As studied by Henry Jenkins, a professor at the University of South Carolina, on an essay in 2005 on PBS, Jenkins found that “According to a 2001 U.S. Surgeon General’s report, the strongest risk factors for school shootings centered on mental stability and the quality of home life, not media exposure.” meaning that there is little correlation between shooting other pixels in first-person-shooters and actually committing a crime.
While one may come to an understandable conclusion that violent games may make a person more aggressive it’s not reasonable to pin the blame on video games due to the lack of evidence to support that statement.

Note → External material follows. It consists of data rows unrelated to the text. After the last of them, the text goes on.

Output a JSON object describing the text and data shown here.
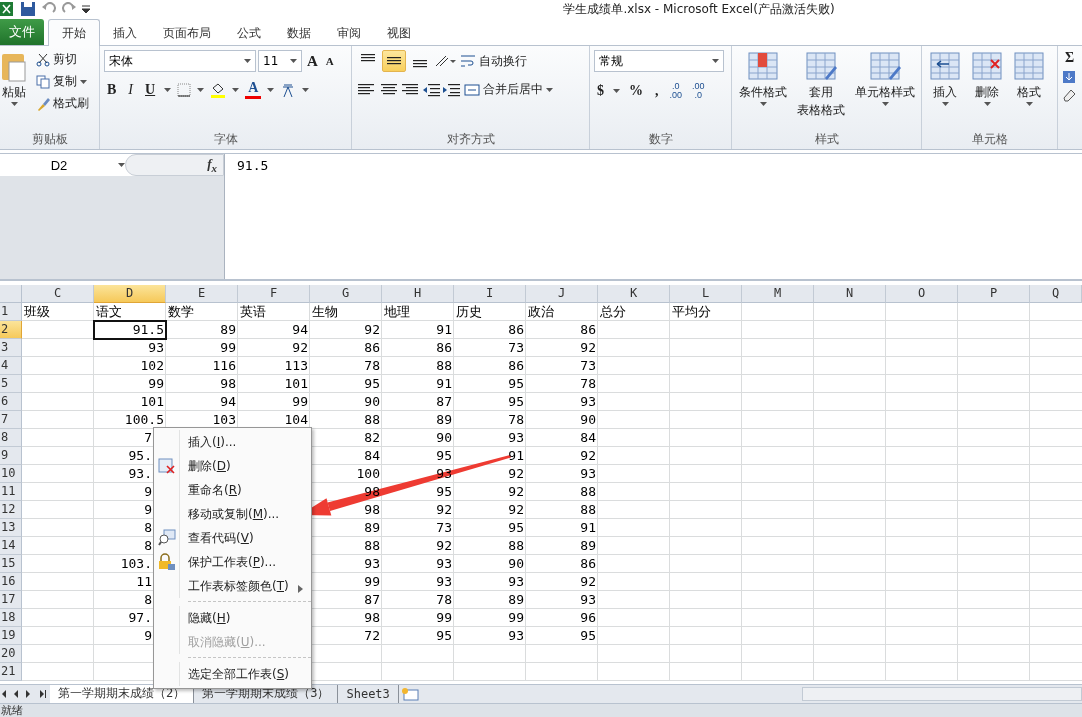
{
  "window": {
    "title": "学生成绩单.xlsx  -  Microsoft Excel(产品激活失败)"
  },
  "ribbon_tabs": [
    {
      "label": "文件",
      "kind": "file",
      "selected": false
    },
    {
      "label": "开始",
      "kind": "tab",
      "selected": true
    },
    {
      "label": "插入",
      "kind": "tab",
      "selected": false
    },
    {
      "label": "页面布局",
      "kind": "tab",
      "selected": false
    },
    {
      "label": "公式",
      "kind": "tab",
      "selected": false
    },
    {
      "label": "数据",
      "kind": "tab",
      "selected": false
    },
    {
      "label": "审阅",
      "kind": "tab",
      "selected": false
    },
    {
      "label": "视图",
      "kind": "tab",
      "selected": false
    }
  ],
  "clipboard": {
    "paste": "粘贴",
    "cut": "剪切",
    "copy": "复制",
    "painter": "格式刷",
    "label": "剪贴板"
  },
  "font": {
    "name": "宋体",
    "size": "11",
    "grow": "A",
    "shrink": "A",
    "bold": "B",
    "italic": "I",
    "underline": "U",
    "color_letter": "A",
    "label": "字体"
  },
  "alignment": {
    "vertical": [
      {
        "selected": false
      },
      {
        "selected": true
      },
      {
        "selected": false
      }
    ],
    "wrap": "自动换行",
    "merge": "合并后居中",
    "label": "对齐方式"
  },
  "number": {
    "format": "常规",
    "currency": "$",
    "percent": "%",
    "comma": ",",
    "decimals": [
      {
        "top": ".0",
        "bottom": ".00"
      },
      {
        "top": ".00",
        "bottom": ".0"
      }
    ],
    "label": "数字"
  },
  "styles": {
    "conditional": "条件格式",
    "table": [
      "套用",
      "表格格式"
    ],
    "cell_styles": "单元格样式",
    "label": "样式"
  },
  "cells": {
    "insert": "插入",
    "delete": "删除",
    "format": "格式",
    "label": "单元格"
  },
  "editing": {
    "sum": "Σ"
  },
  "formula_bar": {
    "name_box": "D2",
    "fx": "f$_{x}$",
    "value": "91.5"
  },
  "columns": [
    {
      "label": "C",
      "selected": false
    },
    {
      "label": "D",
      "selected": true
    },
    {
      "label": "E",
      "selected": false
    },
    {
      "label": "F",
      "selected": false
    },
    {
      "label": "G",
      "selected": false
    },
    {
      "label": "H",
      "selected": false
    },
    {
      "label": "I",
      "selected": false
    },
    {
      "label": "J",
      "selected": false
    },
    {
      "label": "K",
      "selected": false
    },
    {
      "label": "L",
      "selected": false
    },
    {
      "label": "M",
      "selected": false
    },
    {
      "label": "N",
      "selected": false
    },
    {
      "label": "O",
      "selected": false
    },
    {
      "label": "P",
      "selected": false
    },
    {
      "label": "Q",
      "selected": false
    }
  ],
  "rows": [
    {
      "header": "1",
      "kind": "header",
      "selected": false,
      "cells": [
        "班级",
        "语文",
        "数学",
        "英语",
        "生物",
        "地理",
        "历史",
        "政治",
        "总分",
        "平均分"
      ]
    },
    {
      "header": "2",
      "kind": "data",
      "selected": true,
      "cells": [
        null,
        "91.5",
        "89",
        "94",
        "92",
        "91",
        "86",
        "86"
      ]
    },
    {
      "header": "3",
      "kind": "data",
      "selected": false,
      "cells": [
        null,
        "93",
        "99",
        "92",
        "86",
        "86",
        "73",
        "92"
      ]
    },
    {
      "header": "4",
      "kind": "data",
      "selected": false,
      "cells": [
        null,
        "102",
        "116",
        "113",
        "78",
        "88",
        "86",
        "73"
      ]
    },
    {
      "header": "5",
      "kind": "data",
      "selected": false,
      "cells": [
        null,
        "99",
        "98",
        "101",
        "95",
        "91",
        "95",
        "78"
      ]
    },
    {
      "header": "6",
      "kind": "data",
      "selected": false,
      "cells": [
        null,
        "101",
        "94",
        "99",
        "90",
        "87",
        "95",
        "93"
      ]
    },
    {
      "header": "7",
      "kind": "data",
      "selected": false,
      "cells": [
        null,
        "100.5",
        "103",
        "104",
        "88",
        "89",
        "78",
        "90"
      ]
    },
    {
      "header": "8",
      "kind": "data",
      "selected": false,
      "cells": [
        null,
        "7",
        null,
        null,
        "82",
        "90",
        "93",
        "84"
      ]
    },
    {
      "header": "9",
      "kind": "data",
      "selected": false,
      "cells": [
        null,
        "95.",
        null,
        null,
        "84",
        "95",
        "91",
        "92"
      ]
    },
    {
      "header": "10",
      "kind": "data",
      "selected": false,
      "cells": [
        null,
        "93.",
        null,
        null,
        "100",
        "93",
        "92",
        "93"
      ]
    },
    {
      "header": "11",
      "kind": "data",
      "selected": false,
      "cells": [
        null,
        "9",
        null,
        null,
        "98",
        "95",
        "92",
        "88"
      ]
    },
    {
      "header": "12",
      "kind": "data",
      "selected": false,
      "cells": [
        null,
        "9",
        null,
        null,
        "98",
        "92",
        "92",
        "88"
      ]
    },
    {
      "header": "13",
      "kind": "data",
      "selected": false,
      "cells": [
        null,
        "8",
        null,
        null,
        "89",
        "73",
        "95",
        "91"
      ]
    },
    {
      "header": "14",
      "kind": "data",
      "selected": false,
      "cells": [
        null,
        "8",
        null,
        null,
        "88",
        "92",
        "88",
        "89"
      ]
    },
    {
      "header": "15",
      "kind": "data",
      "selected": false,
      "cells": [
        null,
        "103.",
        null,
        null,
        "93",
        "93",
        "90",
        "86"
      ]
    },
    {
      "header": "16",
      "kind": "data",
      "selected": false,
      "cells": [
        null,
        "11",
        null,
        null,
        "99",
        "93",
        "93",
        "92"
      ]
    },
    {
      "header": "17",
      "kind": "data",
      "selected": false,
      "cells": [
        null,
        "8",
        null,
        null,
        "87",
        "78",
        "89",
        "93"
      ]
    },
    {
      "header": "18",
      "kind": "data",
      "selected": false,
      "cells": [
        null,
        "97.",
        null,
        null,
        "98",
        "99",
        "99",
        "96"
      ]
    },
    {
      "header": "19",
      "kind": "data",
      "selected": false,
      "cells": [
        null,
        "9",
        null,
        null,
        "72",
        "95",
        "93",
        "95"
      ]
    },
    {
      "header": "20",
      "kind": "data",
      "selected": false
    },
    {
      "header": "21",
      "kind": "data",
      "selected": false
    }
  ],
  "context_menu": [
    {
      "kind": "item",
      "before": "插入(",
      "key": "I",
      "after": ")...",
      "disabled": false
    },
    {
      "kind": "item",
      "before": "删除(",
      "key": "D",
      "after": ")",
      "disabled": false
    },
    {
      "kind": "item",
      "before": "重命名(",
      "key": "R",
      "after": ")",
      "disabled": false
    },
    {
      "kind": "item",
      "before": "移动或复制(",
      "key": "M",
      "after": ")...",
      "disabled": false
    },
    {
      "kind": "item",
      "before": "查看代码(",
      "key": "V",
      "after": ")",
      "disabled": false
    },
    {
      "kind": "item",
      "before": "保护工作表(",
      "key": "P",
      "after": ")...",
      "disabled": false
    },
    {
      "kind": "submenu",
      "before": "工作表标签颜色(",
      "key": "T",
      "after": ")",
      "disabled": false
    },
    {
      "kind": "separator"
    },
    {
      "kind": "item",
      "before": "隐藏(",
      "key": "H",
      "after": ")",
      "disabled": false
    },
    {
      "kind": "item",
      "before": "取消隐藏(",
      "key": "U",
      "after": ")...",
      "disabled": true
    },
    {
      "kind": "separator"
    },
    {
      "kind": "item",
      "before": "选定全部工作表(",
      "key": "S",
      "after": ")",
      "disabled": false
    }
  ],
  "sheet_tabs": [
    {
      "label": "第一学期期末成绩（2）",
      "selected": true
    },
    {
      "label": "第一学期期末成绩（3）",
      "selected": false
    },
    {
      "label": "Sheet3",
      "selected": false
    }
  ],
  "status_bar": {
    "text": "就绪"
  }
}
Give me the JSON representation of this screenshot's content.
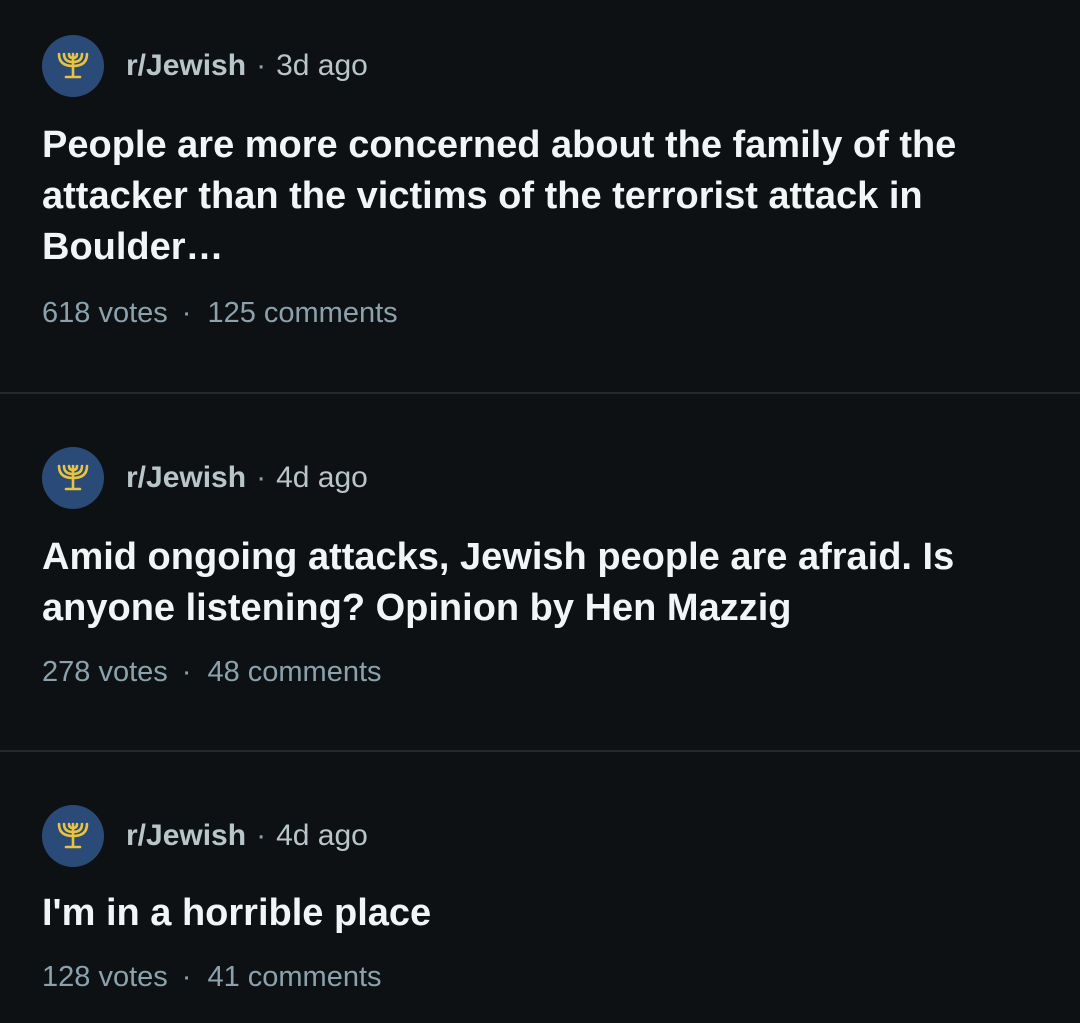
{
  "posts": [
    {
      "subreddit": "r/Jewish",
      "separator": "·",
      "age": "3d ago",
      "title": "People are more concerned about the family of the attacker than the victims of the terrorist attack in Boulder…",
      "votes": "618 votes",
      "comments": "125 comments",
      "avatar_icon": "menorah-icon"
    },
    {
      "subreddit": "r/Jewish",
      "separator": "·",
      "age": "4d ago",
      "title": "Amid ongoing attacks, Jewish people are afraid. Is anyone listening? Opinion by Hen Mazzig",
      "votes": "278 votes",
      "comments": "48 comments",
      "avatar_icon": "menorah-icon"
    },
    {
      "subreddit": "r/Jewish",
      "separator": "·",
      "age": "4d ago",
      "title": "I'm in a horrible place",
      "votes": "128 votes",
      "comments": "41 comments",
      "avatar_icon": "menorah-icon"
    }
  ],
  "stats_separator": "·",
  "colors": {
    "background": "#0e1113",
    "avatar_bg": "#2a4a78",
    "menorah": "#e8c341",
    "title": "#f2f4f5",
    "meta": "#b8c5c9",
    "stats": "#8ba2ad",
    "divider": "#23292d"
  }
}
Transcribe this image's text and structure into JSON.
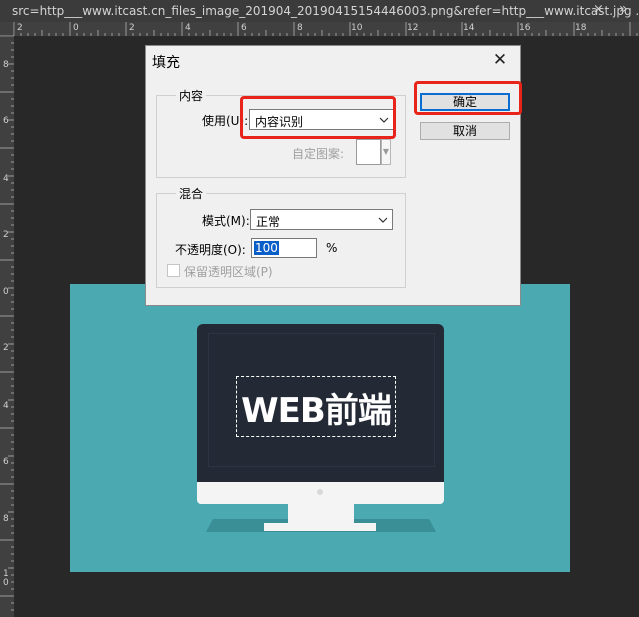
{
  "tab": {
    "title": "src=http___www.itcast.cn_files_image_201904_20190415154446003.png&refer=http___www.itcast.jpg ...",
    "close_glyph": "×",
    "more_glyph": "»"
  },
  "rulers": {
    "horizontal_labels": [
      "2",
      "0",
      "2",
      "4",
      "6",
      "8",
      "10",
      "12",
      "14",
      "16",
      "18"
    ],
    "vertical_labels": [
      "8",
      "6",
      "4",
      "2",
      "0",
      "2",
      "4",
      "6",
      "8",
      "1\n0"
    ]
  },
  "canvas": {
    "screen_text": "WEB前端",
    "background_color": "#4aa9b1"
  },
  "dialog": {
    "title": "填充",
    "close_glyph": "✕",
    "content_group": {
      "label": "内容",
      "use_label": "使用(U):",
      "use_value": "内容识别",
      "custom_pattern_label": "自定图案:"
    },
    "blend_group": {
      "label": "混合",
      "mode_label": "模式(M):",
      "mode_value": "正常",
      "opacity_label": "不透明度(O):",
      "opacity_value": "100",
      "opacity_unit": "%",
      "preserve_label": "保留透明区域(P)"
    },
    "buttons": {
      "ok": "确定",
      "cancel": "取消"
    }
  },
  "colors": {
    "highlight": "#e8231a",
    "accent_blue": "#0a6ed1"
  }
}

As stated by the Center4Research, “It makes sense that since playing violent video games tends to increase the level of aggressive behavior it would also result in more lethal violence or other criminal behaviors, but there is no clear evidence to support that assumption”.
Overall, the media rambles that violent video games are to blame for violent events (I.E. school shootings, etc) yet little evidence is provided, and it’d be pretty difficult to compile that information due to the U.S. having a population of 328,339,012 million with 13 percent(42 million) being 10-19.
The Opposite Effect
Video games are blamed for violence, yet the statistics say different. “Total US sales of video game hardware and software increased 204% from 1994 to 2014, reaching $13.1 billion in 2014, while violent crimes decreased 37% and murders by juveniles acting alone fell 76% in that same period.” while violent video games can cause aggression based on certain moments, catharsis can be derived from either overcoming a challenge or defeating a foe, which helps relieve repressed emotions: “A peer-reviewed study published in the Journal of Adolescent Health found that children, especially boys, play video games as a means of managing their emotions: “61.9% of boys played to ‘help me relax,’ 47.8% because ‘it helps me forget my problems,’ and 45.4% because ‘it helps me get my anger out.” Despite some of the players being younger, it’s pretty certain that teens won’t act out what they see occur in a game.
Wrapping It Up
While it’s pretty certain that some teens won’t shoot up their school just because they played a game of Fortnite, Apex, etc., it’s for the best to limit how much one plays due to the health effects that it can have(i.e. eye strain, poor posture, little exercise, etc). Also, it’d be best to limit how much pre-teens and teens in general play M-rated games because of the obvious fact that M-rated games are meant for mature people/adults, not 10-year-old Timmy who thinks he’s old enough to play Call Of Duty.